“I don’t think I’m the only vegan who deals with cognitive dissonance when I talk to ’animal lovers” who eat meat. People say they love animals and dislike animal cruelty when they literally pay someone to kill animals and then eat them. They feel outrage over people eating dog meat when they eat animals themselves, or they coo over cute lambs in a field then eat a lamb’s leg for Easter dinner. It’s incredibly frustrating and even harder when it’s friends and loved ones and we have to listen to their bizarre justifications. Learning to emotionally detach and remembering that I was once like this myself before I made the connection really helps.” ― McDonald

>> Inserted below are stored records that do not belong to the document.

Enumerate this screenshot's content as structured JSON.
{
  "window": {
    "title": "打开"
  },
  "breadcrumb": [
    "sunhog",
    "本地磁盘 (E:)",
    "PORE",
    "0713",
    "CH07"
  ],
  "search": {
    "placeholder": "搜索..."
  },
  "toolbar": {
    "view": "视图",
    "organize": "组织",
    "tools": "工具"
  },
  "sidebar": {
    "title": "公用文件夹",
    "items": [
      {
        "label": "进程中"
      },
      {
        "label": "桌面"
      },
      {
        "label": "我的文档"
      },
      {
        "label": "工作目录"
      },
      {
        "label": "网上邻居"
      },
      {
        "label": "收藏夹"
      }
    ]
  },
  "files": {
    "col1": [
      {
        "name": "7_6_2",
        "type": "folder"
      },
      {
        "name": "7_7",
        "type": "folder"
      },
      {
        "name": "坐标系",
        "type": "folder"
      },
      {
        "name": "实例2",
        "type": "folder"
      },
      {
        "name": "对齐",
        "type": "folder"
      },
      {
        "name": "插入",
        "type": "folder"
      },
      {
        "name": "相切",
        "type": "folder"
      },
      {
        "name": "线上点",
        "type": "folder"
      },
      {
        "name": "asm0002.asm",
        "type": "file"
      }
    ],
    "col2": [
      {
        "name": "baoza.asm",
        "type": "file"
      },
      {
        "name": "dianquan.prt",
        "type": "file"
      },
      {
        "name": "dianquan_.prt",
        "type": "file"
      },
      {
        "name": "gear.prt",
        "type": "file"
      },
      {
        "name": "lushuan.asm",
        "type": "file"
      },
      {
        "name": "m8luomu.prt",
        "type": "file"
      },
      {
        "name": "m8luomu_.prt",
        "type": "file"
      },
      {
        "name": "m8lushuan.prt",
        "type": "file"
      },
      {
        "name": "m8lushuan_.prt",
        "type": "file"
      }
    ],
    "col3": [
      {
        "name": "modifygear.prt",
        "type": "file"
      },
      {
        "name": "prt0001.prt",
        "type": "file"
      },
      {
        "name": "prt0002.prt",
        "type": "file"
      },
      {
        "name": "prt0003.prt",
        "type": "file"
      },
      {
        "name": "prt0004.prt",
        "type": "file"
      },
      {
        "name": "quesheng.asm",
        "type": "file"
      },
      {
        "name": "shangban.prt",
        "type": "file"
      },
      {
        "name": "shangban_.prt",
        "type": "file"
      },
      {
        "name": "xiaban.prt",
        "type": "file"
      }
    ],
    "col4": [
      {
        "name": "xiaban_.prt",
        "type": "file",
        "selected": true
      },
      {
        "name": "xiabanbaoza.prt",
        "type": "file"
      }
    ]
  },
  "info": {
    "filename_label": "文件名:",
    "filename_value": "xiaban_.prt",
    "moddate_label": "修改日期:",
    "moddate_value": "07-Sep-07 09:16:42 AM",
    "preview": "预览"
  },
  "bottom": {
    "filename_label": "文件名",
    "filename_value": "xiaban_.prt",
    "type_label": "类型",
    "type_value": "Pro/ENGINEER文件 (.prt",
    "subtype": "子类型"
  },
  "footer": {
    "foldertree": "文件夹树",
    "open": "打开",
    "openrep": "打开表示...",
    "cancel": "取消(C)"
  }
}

9. There’s a belief that you can’t honour your family’s cultural dishes if you’re vegan.
“I was born in the Philippines and raised in a Filipino household and even though I’ve been vegan for nearly a decade, my family still has a hard time grasping the concept that I don’t eat meat. I’m sure many different cultures can relate to this! I deal with this by veganising my family’s traditional dishes and recipes and offering to cook for them. I love being able to call my mom or my Lola (my grandma), and ask them for their adobo or pancit recipes, and then tweak them to fit my vegan diet. I think there’s a huge misconception that you give up a bit of your culture if you go vegan but I don’t think that’s true at all. On the contrary, I actually think going vegan has brought me closer to my Filipino heritage since I’ve learned to cook Filipino dishes that I probably would have never bothered learning to cook before!” ― Hankins
10. The “Oh, so you just eat rabbit food?” jokes get annoying, too.
“Encountering people who have a very limited view of what vegan food is and can be (and then have strong opinions about it!) is my big frustration. I have met people who think vegan food is just rabbit food and insist that humans cannot survive on a vegan diet, as well as people who think that plant-based substitutes are all artificially-made poison. There’s diversity in vegan food and a deep tradition within many cultures of creating naturally plant-based food that is nourishing, delicious and satisfying. Depending on the openness of the person, I try to explain that and point to some of my favourite recipes. If they seem set in their viewpoints, I just move on with my day.” ― Nisha Vora, the creator of the blog Rainbow Plant Life